One of the pleasures of writing a book is that it forces me to consider thorny, subtle questions that I would ignore in a magazine article, and also provides me with the kind of time frame in which to slowly develop answers to them. One such question was whether or not to include crowdfunding in the book at all. Crowdfunding, in broad strokes, involves tapping the crowd's wallets to fund everything from movies to software projects to football (er, soccer) teams to third-world entrepreneurs.
I originally underestimated crowdfunding's potential, but in the last year or so crowdfunding has emerged as a surprisingly robust and flexible model of financing. In the end I devoted an entire chapter to crowdfunding, and early readers have been both surprised and impressed by the stories within it. What my editors (on both sides of the Atlantic) were intelligent enough to note is that crowdfunding provides a final, persuasive link in the crowdsourcing argument.
To wit: The crowd can think it, the crowd can make it, the crowd can refine it, but who's going to pay for the crowd's crazy ideas? Oh, right: The crowd has that covered too. Crowdfunding has forced me to broaden my definition of crowdsourcing a bit: It's not that crowdsourcing replaces employees, but that it replaces "designated agents." The simple way to phrase this is that crowdsourcing takes place when the many perform the functions once restricted to the few.
But I'm still troubled by a trickier question that's plagued me ever since I first started researching crowdfunding models: How is this different from political fundraising? Haven't candidates always been dependent on the crowd? Has the Internet—which was famously used to great effect by Howard Dean in 2004—changed the nature of political fundraising in a qualitative fashion ("More small donors change the whole paradigm!") or merely quantitative manner? ("Pshaw. Small donors have always been an essential ingredient to a campaign. Now they're just a bit more important.")
I think we have an answer to this question, and please excuse me for burying the lede: Today Barack Obama announced that he had collected contributions from one million donors. As Jeanne Cummings notes in yesterday's Politico, "The source of the Democratic strength is the fundraising story of the year: the rise of the small donors, those who give less than $200." McCain, by contrast, has only 150,000 small donors (Which historically speaking, is also a huge number of small donors, says Michael Malbin of the non-partisan Campaign Finance Institute) and Hillary Clinton has 225,000. Here's Meyer:
To appreciate the impact of his small-donor base, consider these facts:
In 2004, there were a total of 2.5 million donors to the entire presidential field — Republicans and Democrats. At the rate he’s attracting small donors, Obama alone could surpass that number if his campaign marches on to November.
Only about 3 percent of Obama’s donors have given the maximum contribution of $2,300, his campaign says. That means he can go back and ask for more money from 97 percent of his contributors.

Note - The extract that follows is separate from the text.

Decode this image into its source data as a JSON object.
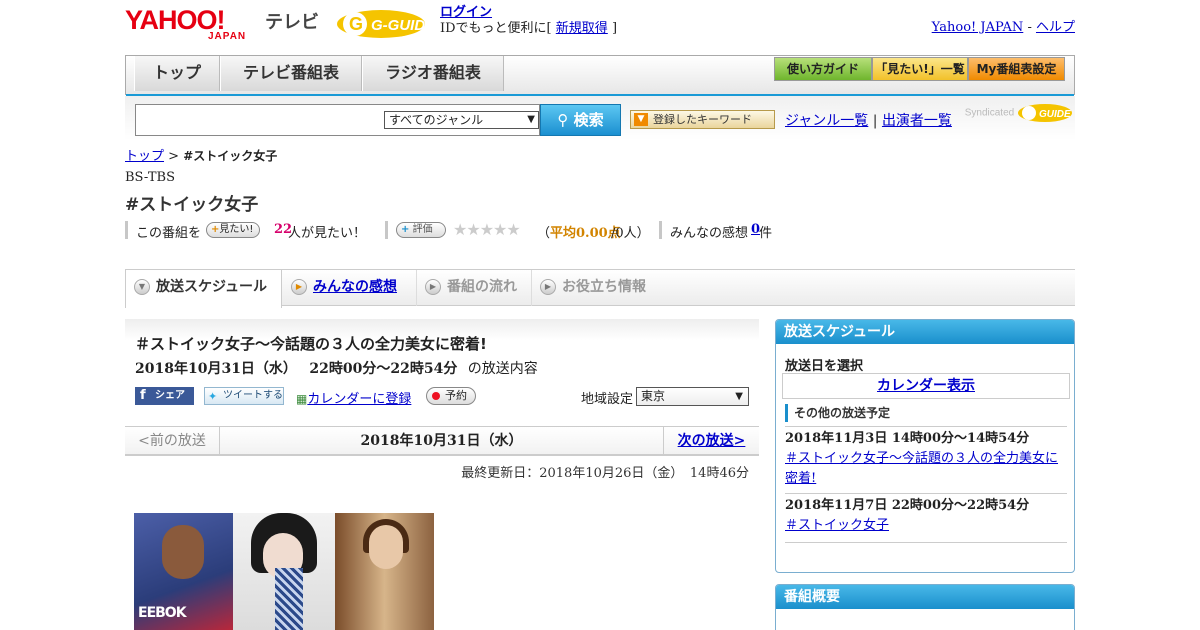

The sum raised by his small givers through January — $47 million — roughly accounts for the difference between his net contributions for the primary race from individuals, $132 million, and Clinton’s, $96 million.
Based on today's announcement, and the accompanying political analysis, I'm staking out a position: Crowdfunding is an unprecedented phenomenon. While it predates the Internet in theory, it doesn't do so in practice. Obama, a game changer in so many other ways, has become the first crowdfunded presidential candidate. Care to disagree? As always, I love nothing better: